Sufi or Sufism is related to Islam. The Sufis originally drew their ideas from certain verses of the Quran and Hadith i.e. traditions of the prophet. Their difference with orthodox Muslims lay in the fact that while the latter interpreted the Quran and Hadith in a literal way, the Sufis gave a mystic interpretation to them.
Sufism flourished in Persia where from the Sufi saints had fled to Kabul due of Safavi persecution. It may be recalled that Akbar’s mother, who was the daughter of a Persian scholar and was influenced by Sufism, sowed the seeds of toleration in the mind of her son, Akbar. His early life in Kabul also brought him in contact with Sufism.
Sufism believed in communion between man and God through loving devotion. It is somewhat akin to Bhakti cult. Sufism had its own practices and did not always conform to the rituals of orthodox Islam. For instance singing, dancing etc. not permitted by the Muslim ulamas were considered by the Sufis as methods of reaching an ecstatic stage which would bring them nearer to God. Although the Sufis accepted Muhammad as prophet and the authority of the Quran in course of time they drew diverse religious practices from different religions. Sufism had been likened to a stream that gathered volume by joining of tributaries from many lands.
Sufism found its way into India during the eleventh and twelfth centuries when many Sufi saints came to India particularly in Multan and Lahore of the Punjab. The most celebrated of these Sufi saints was Khwaja Muinuddin Chisti who came to Lahore from Ghazni in 1161 and settled in Ajmer under Prithviraj. Muinuddin Chisti is the greatest Sufi and holds the highest position of honor in the history of Sufism. He died in either 1235 or 1236 at Ajmer where his tomb is still today a place of pilgrimage for many.

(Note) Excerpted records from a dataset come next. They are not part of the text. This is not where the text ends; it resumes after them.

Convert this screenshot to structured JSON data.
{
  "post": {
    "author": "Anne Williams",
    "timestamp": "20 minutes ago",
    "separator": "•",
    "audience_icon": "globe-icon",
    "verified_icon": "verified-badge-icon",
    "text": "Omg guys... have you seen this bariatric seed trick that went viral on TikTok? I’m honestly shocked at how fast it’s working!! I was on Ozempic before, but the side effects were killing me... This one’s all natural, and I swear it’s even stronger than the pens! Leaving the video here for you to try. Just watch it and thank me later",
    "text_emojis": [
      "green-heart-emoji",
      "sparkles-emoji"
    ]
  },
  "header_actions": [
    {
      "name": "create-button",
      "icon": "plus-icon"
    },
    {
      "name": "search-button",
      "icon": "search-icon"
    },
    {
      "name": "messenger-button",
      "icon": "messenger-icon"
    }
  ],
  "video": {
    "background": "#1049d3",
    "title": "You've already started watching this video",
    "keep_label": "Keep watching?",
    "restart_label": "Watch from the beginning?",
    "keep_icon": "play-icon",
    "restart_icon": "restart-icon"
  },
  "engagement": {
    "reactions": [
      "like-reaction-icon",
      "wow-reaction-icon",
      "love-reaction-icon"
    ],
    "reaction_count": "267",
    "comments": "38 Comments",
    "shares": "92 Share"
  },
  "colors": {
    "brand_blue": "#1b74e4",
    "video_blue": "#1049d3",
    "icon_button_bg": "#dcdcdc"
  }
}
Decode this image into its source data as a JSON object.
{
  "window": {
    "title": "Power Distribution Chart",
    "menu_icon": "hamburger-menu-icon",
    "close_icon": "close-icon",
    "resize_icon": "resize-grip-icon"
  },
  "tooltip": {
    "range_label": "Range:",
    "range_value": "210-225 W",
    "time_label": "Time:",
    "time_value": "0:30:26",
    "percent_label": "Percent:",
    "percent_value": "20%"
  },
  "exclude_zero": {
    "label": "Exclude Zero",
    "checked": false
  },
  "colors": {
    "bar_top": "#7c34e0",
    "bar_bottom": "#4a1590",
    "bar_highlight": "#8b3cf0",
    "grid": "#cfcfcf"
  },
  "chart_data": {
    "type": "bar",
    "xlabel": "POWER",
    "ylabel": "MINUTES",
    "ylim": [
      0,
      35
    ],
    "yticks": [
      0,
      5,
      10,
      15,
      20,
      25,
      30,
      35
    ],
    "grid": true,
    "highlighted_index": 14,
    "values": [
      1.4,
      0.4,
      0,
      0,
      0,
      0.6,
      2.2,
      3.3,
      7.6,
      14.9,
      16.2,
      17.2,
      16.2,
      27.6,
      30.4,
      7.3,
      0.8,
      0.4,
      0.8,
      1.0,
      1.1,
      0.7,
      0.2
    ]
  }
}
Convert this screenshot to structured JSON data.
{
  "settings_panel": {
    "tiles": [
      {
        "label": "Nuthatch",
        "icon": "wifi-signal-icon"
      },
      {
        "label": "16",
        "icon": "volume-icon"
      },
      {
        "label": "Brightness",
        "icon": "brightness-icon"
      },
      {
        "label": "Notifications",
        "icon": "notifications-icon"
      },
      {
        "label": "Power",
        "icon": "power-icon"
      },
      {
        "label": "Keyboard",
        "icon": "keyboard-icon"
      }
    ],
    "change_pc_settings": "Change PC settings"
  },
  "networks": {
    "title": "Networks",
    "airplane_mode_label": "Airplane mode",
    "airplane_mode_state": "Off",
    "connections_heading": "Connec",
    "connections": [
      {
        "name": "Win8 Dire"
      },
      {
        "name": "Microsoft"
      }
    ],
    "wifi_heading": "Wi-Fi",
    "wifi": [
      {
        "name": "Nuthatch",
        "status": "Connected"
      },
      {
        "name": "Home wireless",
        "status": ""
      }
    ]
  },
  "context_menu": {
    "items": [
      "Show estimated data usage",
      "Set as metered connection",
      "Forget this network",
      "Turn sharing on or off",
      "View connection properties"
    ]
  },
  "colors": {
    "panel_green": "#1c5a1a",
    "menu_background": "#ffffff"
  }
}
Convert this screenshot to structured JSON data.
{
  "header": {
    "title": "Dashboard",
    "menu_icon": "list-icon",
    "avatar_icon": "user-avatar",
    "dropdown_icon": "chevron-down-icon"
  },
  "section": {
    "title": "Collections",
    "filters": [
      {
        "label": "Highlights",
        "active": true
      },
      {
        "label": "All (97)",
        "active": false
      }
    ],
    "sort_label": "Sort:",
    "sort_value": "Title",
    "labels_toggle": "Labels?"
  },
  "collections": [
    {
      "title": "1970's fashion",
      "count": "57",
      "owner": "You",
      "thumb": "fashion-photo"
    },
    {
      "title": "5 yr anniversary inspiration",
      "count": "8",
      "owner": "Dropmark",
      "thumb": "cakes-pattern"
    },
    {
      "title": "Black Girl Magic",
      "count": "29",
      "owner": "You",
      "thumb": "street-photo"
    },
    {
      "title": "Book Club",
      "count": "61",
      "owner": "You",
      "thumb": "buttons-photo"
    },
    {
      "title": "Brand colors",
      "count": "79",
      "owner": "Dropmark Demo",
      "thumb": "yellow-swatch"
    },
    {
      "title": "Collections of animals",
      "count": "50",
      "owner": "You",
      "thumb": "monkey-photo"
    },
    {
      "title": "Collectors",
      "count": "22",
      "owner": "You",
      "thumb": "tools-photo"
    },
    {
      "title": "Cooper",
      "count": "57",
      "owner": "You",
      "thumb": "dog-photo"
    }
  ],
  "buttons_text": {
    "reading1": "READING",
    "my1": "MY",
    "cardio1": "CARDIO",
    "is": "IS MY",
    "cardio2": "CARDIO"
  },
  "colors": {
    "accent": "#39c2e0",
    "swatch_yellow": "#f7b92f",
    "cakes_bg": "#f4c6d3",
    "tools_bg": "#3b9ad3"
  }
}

Muinuddin Chisti founded the Chisti order of the Sufis in India. Shaikh Farid Shakarganj (1175-1265) belonged to the Chisti order of the Sufis, Shaikh Farid was one of the earliest contributors to Punjabi language and his writings are regarded as the earliest specimens of Punjabi. Some of his contributions were incorporated in the Adi Granth by Guru Arjan and Shaikh Farid is known in Sikh tradition as Baba Farid. Shaikh Nizamuddin Auliya (1238-1325) settled near Delhi where his tomb is also a shrine and centre of devotion and proselytism.
Apart from the Chisti order another Sufi order that dominated the Muslim thought during the thirteenth and early years of the fourteenth centuries was Suhrawardy order founded by Sheikh Bahauddin Zakariya.
Besides the Chisti and Suhrawardy orders two more Sufi orders were founded by Sayyid Ghaus Wala Pir and Shaikh Abdul Shattari in the fifteenth century. In the sixteenth century Khwaja Baqi Billah founded the Naqshbandi order.
During the sixteenth and earlier part of the eighteenth the Sufi poets made great contribution to Punjabi literature. Sufi poetry appealed to the heart of the common people and became very popular among all classes of people of the Punjab. Spiritual urges are expressed in terms of simple objects familiar to common folk, such as the spinning wheel, the Persian wheel, the dancing dervishes, characters drawn from popular mythology Hindu as well as Muslim.
Among the Sufis of this period the names of Sultan Bahu, Hafiz Barkhurdar Wajid, Ali Haidar, Shah Hussain and Bulleh Shah deserve mention. Sultan Bahu was a mystic dervish. He expressed himself in passionate poetry of devotion and renunciation. Shah Hussain was a fakir given to free way of life, loved by the people for his sincerity of passion and devotion, but reproved by the orthodox Muslims. The song-lyrics practiced by Hussain and other Sufi poets is known as Kafi. Bulheh Shah was, however, the prince of the Sufi poets.
Some sects were founded in the seventeenth century which emphasized the unity of religions between the Hindus and the Muslims.
Under Shah Jahan, the renowned Sufi and author Shaikh Muhibbullah Allahabadi wrote a commentary on Quarn from sufistic view point.
Lastly, it may be pointed out that Sufism helped the spread of Islam in India by emphasizing social equality of all men. Many of the Sufis were men of great learning; they were guides to good life. They are “thought of as forming a bridge of understanding with the Hindu Bhakti movement, with their emphasis on the inner life and the unity of all believers in one God”.